#### YOUR TASK
Below are the records; pull every line that includes "Address".

#### DATASET
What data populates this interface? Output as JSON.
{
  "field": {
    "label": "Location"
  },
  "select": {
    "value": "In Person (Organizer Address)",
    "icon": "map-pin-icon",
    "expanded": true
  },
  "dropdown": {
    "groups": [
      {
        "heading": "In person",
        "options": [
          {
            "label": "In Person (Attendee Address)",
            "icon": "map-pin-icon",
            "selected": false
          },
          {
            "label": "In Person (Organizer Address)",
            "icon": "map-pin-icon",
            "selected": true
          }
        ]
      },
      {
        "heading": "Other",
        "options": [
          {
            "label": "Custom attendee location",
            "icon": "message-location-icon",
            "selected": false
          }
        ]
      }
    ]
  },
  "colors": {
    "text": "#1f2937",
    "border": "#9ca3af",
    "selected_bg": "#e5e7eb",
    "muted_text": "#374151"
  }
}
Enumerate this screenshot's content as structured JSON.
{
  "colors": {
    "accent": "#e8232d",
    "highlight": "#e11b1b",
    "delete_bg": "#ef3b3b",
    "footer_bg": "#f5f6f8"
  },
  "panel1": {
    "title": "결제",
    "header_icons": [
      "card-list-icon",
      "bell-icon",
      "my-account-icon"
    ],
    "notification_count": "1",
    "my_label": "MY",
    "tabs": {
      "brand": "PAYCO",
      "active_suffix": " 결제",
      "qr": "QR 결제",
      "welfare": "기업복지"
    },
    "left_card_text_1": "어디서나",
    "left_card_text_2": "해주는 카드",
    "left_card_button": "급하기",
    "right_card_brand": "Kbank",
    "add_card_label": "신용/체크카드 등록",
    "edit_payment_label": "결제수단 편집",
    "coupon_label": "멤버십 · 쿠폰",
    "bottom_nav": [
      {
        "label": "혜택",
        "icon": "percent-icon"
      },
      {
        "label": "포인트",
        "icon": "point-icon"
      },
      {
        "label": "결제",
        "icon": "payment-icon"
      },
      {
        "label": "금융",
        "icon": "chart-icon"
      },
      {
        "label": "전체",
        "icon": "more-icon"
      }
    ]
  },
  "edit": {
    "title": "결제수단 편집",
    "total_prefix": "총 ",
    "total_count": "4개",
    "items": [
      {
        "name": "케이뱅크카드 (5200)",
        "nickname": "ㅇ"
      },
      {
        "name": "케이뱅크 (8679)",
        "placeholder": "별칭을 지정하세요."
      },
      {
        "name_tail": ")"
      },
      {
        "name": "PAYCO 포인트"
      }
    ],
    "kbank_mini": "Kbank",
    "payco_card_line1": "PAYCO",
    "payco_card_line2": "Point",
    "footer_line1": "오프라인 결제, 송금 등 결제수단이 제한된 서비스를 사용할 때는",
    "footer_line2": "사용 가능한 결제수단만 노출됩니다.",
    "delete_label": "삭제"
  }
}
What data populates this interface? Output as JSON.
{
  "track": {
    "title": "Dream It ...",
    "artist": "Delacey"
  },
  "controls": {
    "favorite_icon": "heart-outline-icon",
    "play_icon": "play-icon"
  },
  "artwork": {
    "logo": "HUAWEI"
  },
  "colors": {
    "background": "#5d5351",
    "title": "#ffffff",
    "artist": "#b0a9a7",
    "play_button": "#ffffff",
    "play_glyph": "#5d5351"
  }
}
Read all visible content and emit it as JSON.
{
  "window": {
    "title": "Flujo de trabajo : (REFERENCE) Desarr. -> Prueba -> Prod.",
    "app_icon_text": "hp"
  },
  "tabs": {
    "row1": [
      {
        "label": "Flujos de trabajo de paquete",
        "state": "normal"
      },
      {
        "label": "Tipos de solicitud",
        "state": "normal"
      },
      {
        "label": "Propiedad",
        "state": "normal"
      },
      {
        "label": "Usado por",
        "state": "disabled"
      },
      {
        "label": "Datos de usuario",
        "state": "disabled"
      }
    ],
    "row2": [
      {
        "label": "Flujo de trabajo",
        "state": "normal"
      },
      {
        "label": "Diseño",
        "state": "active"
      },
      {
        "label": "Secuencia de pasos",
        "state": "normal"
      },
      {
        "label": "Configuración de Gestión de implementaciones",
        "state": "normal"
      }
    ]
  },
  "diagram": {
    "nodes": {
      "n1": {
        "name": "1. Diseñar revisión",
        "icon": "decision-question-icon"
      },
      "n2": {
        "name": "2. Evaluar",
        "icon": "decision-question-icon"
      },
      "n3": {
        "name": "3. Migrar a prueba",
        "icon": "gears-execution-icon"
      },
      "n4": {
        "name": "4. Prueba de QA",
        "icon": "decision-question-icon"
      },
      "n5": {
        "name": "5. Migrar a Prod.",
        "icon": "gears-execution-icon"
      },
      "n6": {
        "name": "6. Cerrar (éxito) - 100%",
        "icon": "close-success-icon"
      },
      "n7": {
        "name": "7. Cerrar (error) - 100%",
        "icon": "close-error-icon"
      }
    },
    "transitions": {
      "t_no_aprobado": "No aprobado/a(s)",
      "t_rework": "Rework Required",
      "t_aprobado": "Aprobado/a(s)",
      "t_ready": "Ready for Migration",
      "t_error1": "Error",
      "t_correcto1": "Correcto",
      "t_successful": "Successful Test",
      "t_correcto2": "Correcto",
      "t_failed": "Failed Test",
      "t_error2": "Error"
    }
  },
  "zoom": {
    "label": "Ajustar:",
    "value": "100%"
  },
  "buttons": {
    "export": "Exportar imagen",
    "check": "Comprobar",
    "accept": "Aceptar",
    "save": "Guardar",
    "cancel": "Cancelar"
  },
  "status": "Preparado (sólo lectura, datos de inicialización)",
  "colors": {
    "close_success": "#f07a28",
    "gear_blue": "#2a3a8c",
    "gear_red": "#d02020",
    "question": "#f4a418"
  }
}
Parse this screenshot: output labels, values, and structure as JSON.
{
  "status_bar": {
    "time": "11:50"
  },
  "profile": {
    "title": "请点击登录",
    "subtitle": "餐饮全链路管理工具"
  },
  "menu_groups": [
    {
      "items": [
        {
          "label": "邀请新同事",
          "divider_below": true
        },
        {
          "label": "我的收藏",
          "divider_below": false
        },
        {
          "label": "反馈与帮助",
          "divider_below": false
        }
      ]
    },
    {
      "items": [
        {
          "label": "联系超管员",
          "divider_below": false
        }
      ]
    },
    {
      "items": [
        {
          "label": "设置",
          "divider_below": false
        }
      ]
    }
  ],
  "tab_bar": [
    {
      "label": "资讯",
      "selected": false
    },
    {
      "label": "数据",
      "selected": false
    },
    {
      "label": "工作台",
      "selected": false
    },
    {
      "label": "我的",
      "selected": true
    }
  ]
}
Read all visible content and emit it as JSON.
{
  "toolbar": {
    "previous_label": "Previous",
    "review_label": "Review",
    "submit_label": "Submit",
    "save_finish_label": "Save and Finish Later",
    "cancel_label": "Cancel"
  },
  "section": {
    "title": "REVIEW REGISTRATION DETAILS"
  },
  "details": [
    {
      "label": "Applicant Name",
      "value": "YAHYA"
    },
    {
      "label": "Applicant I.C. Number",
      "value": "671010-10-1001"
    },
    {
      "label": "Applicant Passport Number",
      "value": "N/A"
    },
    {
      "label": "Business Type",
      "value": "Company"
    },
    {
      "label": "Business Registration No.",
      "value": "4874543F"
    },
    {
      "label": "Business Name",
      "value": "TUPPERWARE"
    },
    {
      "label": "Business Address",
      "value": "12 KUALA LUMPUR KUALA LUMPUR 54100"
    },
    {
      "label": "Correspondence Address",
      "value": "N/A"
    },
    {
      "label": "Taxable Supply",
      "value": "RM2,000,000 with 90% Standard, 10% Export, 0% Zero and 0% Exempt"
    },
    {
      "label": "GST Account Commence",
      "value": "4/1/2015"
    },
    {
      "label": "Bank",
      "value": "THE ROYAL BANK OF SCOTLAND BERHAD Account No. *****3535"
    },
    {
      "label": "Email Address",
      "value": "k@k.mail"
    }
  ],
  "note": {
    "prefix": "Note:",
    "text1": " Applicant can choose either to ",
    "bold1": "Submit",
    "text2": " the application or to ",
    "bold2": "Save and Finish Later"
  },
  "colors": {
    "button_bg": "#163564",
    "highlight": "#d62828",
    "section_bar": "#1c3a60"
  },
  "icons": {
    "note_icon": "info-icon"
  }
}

#### EXERCISE SOLUTION
    "value": "In Person (Organizer Address)",
            "label": "In Person (Attendee Address)",
            "label": "In Person (Organizer Address)",
      "label": "Business Address",
      "label": "Correspondence Address",
      "label": "Email Address",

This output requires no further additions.